- The patient should learn when he or she needs to toilet during the day by keeping notes on the times of day of leakage and complete bladder emptying, and amounts of fluids consumed during the day. Use the information on the times of day and frequency to help you train your bladder. . Bladder training can be done just by using this information and scheduling regular visits to the bathroom. If a patient is urinating every hour, then plan ahead to go to the toilet before an accident. One can retrain the bladder by slowly increasing the time between bathroom visits.
- Women have probably heard of Kegel exercises during their pregnancies. Kegel exercises are helpful in strengthening the pelvic floor after childbirth. They also help prevent stress incontinence. Kegel exercises are easy and can be done anytime and anywhere you are no matter your age.
Another prevention method for urinary incontinence is the use of herbal remedies. Little research has been done on herbs that affect overactive bladder and urinary leakage, but there are some patients who have found herbal remedies effective for the problem. Here is more information on overactive bladder and herbal remedies.
UTI Infection and Incontinence
Both caregivers and incontinence sufferers should realize that the most common cause of frequent urination is a urinary tract infection. Symptoms of a urinary tract infection (UTI) include a burning sensation when urinating, cloudy or bloody urine, and low back pain. As the infection worsens, patients may have fever, chills, and nausea. The patient should go to a doctor as soon as possible. Elderly women, particularly patients who are confined to bed, are often prone to having urinary tract infections.
Get Professional Help
Frequent urination can be an embarrassing problem, but there are prevention methods, prescription medicines, and surgical treatments available.

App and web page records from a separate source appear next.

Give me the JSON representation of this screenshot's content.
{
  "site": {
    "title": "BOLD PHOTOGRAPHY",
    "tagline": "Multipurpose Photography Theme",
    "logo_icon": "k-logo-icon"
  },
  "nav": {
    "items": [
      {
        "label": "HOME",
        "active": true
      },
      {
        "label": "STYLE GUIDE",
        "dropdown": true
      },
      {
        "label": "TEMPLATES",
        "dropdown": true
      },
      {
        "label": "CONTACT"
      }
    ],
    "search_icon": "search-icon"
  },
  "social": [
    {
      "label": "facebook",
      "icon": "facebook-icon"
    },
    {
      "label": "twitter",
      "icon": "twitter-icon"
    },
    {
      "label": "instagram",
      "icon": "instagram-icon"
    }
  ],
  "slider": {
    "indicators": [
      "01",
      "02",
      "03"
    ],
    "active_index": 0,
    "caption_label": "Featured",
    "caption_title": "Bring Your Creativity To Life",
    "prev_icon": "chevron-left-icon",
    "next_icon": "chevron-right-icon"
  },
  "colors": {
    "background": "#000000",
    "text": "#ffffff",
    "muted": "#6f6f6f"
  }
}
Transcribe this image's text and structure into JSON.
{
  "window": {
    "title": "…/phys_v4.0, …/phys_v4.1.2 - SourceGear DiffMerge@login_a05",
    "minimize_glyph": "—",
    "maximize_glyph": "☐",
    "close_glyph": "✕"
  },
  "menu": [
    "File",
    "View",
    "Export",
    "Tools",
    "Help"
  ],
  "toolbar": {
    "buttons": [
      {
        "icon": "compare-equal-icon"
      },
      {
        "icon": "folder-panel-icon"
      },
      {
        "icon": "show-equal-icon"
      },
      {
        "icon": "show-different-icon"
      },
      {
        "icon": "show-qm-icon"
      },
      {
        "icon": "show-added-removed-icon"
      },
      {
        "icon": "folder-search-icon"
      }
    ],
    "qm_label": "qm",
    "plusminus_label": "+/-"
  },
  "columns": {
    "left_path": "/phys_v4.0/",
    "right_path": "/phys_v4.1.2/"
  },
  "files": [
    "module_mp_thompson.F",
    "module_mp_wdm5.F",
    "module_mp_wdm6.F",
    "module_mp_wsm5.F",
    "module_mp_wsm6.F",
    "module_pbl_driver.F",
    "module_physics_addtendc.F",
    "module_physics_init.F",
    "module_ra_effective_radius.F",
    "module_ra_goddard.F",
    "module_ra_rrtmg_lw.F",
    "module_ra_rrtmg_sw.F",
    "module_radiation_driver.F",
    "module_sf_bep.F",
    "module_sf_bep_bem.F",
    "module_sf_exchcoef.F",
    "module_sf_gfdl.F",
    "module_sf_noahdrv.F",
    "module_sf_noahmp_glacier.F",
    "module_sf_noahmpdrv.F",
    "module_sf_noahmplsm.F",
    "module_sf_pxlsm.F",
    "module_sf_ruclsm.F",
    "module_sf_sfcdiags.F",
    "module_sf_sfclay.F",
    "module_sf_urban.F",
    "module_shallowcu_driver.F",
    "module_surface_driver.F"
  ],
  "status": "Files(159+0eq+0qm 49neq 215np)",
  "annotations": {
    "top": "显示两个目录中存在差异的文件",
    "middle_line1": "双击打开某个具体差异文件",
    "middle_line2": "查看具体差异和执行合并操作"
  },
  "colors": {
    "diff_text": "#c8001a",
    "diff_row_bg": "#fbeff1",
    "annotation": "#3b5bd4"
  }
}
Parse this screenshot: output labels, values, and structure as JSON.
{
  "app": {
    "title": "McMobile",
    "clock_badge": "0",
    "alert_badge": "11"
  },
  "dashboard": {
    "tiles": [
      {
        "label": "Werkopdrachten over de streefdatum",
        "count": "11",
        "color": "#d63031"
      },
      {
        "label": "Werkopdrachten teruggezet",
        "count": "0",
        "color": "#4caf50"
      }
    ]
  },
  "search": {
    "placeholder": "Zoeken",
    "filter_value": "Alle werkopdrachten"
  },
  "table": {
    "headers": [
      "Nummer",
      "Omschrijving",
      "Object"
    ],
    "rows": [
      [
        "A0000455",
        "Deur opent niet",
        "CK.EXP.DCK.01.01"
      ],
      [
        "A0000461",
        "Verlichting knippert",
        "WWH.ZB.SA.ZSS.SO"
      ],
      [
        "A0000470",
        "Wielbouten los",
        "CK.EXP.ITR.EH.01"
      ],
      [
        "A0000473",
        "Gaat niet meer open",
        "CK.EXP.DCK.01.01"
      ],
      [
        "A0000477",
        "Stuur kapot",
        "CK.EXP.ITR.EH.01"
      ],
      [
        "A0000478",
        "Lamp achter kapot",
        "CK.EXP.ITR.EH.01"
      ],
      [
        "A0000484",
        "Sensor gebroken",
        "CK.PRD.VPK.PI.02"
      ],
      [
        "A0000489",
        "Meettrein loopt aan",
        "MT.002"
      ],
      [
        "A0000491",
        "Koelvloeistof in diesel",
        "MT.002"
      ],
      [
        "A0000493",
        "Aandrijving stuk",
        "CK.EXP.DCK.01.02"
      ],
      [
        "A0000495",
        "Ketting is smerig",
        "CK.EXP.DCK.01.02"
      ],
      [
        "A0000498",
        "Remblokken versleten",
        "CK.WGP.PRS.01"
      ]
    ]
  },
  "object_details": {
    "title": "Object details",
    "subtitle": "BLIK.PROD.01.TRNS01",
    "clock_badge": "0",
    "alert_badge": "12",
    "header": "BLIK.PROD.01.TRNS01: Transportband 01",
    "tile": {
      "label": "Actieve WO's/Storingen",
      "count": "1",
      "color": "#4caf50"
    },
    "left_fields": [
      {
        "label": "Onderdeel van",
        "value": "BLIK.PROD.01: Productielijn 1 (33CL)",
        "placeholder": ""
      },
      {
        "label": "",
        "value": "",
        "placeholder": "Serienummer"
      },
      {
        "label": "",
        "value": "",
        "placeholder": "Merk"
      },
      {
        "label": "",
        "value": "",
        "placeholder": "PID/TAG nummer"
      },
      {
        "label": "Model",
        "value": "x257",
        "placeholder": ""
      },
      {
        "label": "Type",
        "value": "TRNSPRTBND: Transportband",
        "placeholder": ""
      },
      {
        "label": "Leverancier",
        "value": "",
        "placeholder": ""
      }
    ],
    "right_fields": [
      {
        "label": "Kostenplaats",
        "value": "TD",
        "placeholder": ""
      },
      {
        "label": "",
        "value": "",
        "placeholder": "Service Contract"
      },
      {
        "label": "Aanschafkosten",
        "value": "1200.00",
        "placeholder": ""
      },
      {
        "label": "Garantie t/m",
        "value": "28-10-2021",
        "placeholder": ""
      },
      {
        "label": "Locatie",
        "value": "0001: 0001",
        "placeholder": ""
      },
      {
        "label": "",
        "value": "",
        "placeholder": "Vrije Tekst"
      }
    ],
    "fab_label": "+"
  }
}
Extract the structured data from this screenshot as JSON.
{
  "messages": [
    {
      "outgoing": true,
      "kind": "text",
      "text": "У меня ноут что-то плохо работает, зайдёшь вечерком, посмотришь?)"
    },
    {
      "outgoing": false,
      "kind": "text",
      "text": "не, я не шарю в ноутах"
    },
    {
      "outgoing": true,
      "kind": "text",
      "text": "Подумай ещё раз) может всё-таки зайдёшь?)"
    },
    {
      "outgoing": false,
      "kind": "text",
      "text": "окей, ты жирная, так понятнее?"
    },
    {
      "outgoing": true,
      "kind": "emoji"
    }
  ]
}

Getting professional help so you can have a conversation with a doctor about urinary incontinence is available to you at the website of the National Association for Continence.
Additional reading – Seniors Bath Time Solutions for those Reluctant Seniors